Yesterday, EcoAction hosted a lecture by Woody Tasch, the Founder of the Slow Money Alliance. He has a long background in venture capital and philanthropy, having served as the Chairman of Investor's Circle for ten years before coming to Slow Money.
First and foremost, what is Slow Money? Many of you have probably heard of the slow food movement, which began in Italy (growing out of a protest against the construction of a McDonald's)--a movement aimed against the widespread fast food culture in which we exist. A movement designed to slow down that process so that we pay more attention to what we eat and, most importantly of all, from whom and from where it came. Slow Money works out of that same ethos, applying it to the financial system. The Slow Money Alliance (with the apt acronym SMALL--hearkening back to E. F. Schumacher's "Small is Beautiful: Economics as if People Mattered") is positioning itself to revolutionize the financing of sustainable agriculture. As it stands, of the $500 billion given out by private foundations each year, only 1/100 of 1% goes to sustainable food enterprises (only $50 million--I'll do the math for you). The Slow Money Alliance is aiming at getting 1 million investors to donate 1% of their assets to what sounds like an Americanized version of microfinance. This would create a whole new stream of money devoted solely to changing the food system.
Woody Tasch's lecture was very interactive--he enjoyed quizzing the audience about the statistics he was about to throw at us, many of which were alarming. Take a moment to consider these:
- Out of every $1 spent on food, only 9 cents goes back to the farmer.
- 70% of all grains end up in cars and livestock.
- 70% of antiobiotics go to animals (mainly via factory farming), not humans.
- China built more roads in 2008 than it did in the past 50 years
He brought up many good points throughout the talk (I would recommend checking out his recent book, "Inquiries into the Nature of Slow Money: Investing as if Food, Farms, and Fertility Mattered"--which is now in the bookstore-- or checking out the Slow Money principles). However, I want to quickly address one of them.
The 2nd statistic: Where does our food really end up? This is an important issue with which to grapple when one is going to defend organic farming.

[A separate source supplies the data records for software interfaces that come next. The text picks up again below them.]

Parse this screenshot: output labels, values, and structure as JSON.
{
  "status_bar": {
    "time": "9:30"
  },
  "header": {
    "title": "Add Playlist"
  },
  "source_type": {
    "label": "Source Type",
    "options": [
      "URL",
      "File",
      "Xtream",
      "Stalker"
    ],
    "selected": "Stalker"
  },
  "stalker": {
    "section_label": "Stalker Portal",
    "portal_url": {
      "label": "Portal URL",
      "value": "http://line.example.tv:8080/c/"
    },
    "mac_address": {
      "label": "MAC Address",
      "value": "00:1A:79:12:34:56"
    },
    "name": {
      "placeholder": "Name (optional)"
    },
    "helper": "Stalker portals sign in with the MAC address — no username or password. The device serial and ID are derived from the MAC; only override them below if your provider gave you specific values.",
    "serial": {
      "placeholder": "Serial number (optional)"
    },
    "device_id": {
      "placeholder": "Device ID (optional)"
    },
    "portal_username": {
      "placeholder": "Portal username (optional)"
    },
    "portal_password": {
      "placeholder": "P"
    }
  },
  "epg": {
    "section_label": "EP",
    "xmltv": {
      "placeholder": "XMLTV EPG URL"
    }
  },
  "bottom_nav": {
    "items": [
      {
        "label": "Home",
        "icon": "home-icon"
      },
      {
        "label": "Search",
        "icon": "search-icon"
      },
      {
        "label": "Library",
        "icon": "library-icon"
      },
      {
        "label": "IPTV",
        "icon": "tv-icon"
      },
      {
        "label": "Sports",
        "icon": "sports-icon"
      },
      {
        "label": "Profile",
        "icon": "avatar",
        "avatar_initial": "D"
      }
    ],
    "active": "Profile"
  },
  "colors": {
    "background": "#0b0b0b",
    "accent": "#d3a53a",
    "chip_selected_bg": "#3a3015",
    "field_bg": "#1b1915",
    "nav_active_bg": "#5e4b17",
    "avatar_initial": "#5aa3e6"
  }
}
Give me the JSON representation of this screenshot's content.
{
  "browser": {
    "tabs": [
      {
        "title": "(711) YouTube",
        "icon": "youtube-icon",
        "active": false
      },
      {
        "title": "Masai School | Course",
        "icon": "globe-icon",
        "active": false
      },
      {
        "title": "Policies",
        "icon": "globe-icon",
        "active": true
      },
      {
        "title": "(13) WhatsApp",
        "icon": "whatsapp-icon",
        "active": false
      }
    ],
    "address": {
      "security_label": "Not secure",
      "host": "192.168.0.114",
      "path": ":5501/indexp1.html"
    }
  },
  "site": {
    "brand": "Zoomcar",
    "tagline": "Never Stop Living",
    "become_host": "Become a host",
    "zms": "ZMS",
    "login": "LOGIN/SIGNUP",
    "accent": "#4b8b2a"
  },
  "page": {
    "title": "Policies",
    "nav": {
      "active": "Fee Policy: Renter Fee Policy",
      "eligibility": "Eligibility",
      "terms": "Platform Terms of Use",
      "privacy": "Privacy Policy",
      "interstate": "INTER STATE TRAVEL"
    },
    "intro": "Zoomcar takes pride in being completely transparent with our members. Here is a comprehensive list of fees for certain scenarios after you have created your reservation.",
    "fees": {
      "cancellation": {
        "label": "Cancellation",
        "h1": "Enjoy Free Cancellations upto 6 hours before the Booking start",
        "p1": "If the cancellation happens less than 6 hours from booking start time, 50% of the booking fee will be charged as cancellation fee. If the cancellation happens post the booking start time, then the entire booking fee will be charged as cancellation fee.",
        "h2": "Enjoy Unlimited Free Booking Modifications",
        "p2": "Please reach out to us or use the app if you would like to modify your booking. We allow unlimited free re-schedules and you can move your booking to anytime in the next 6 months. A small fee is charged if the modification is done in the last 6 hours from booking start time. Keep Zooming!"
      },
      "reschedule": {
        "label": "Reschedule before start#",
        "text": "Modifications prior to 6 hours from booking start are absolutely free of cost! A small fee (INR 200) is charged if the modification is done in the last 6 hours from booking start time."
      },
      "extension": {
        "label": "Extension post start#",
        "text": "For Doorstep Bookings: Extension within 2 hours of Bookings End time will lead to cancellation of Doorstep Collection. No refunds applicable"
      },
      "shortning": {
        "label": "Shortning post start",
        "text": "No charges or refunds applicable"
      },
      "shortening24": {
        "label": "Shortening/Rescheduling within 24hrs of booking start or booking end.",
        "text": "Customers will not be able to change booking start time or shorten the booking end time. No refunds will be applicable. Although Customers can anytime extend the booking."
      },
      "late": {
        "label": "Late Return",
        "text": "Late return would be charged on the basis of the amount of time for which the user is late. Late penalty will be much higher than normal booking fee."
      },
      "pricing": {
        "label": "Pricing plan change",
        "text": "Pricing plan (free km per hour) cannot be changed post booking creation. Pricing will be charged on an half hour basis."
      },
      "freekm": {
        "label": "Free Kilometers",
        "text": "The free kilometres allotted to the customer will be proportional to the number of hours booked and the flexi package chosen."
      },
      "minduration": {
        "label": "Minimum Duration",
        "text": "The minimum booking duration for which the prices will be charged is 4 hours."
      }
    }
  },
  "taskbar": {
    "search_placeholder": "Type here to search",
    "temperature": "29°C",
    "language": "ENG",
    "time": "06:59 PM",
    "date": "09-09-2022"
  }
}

Critics will cite that the industrial system with pesticides and GMOs produces much more and that we could not possibly feed our population with organic farming. However, so much of the production, as is, is not going to feed our population. The corn that is heavily subsidized by the government is being fed to cows that can't digest it or transformed into the chemicals that you can't pronounce on the ingedient lists of processed foods. Imagine if all of that corn (grown organically) went from the farm to our plates.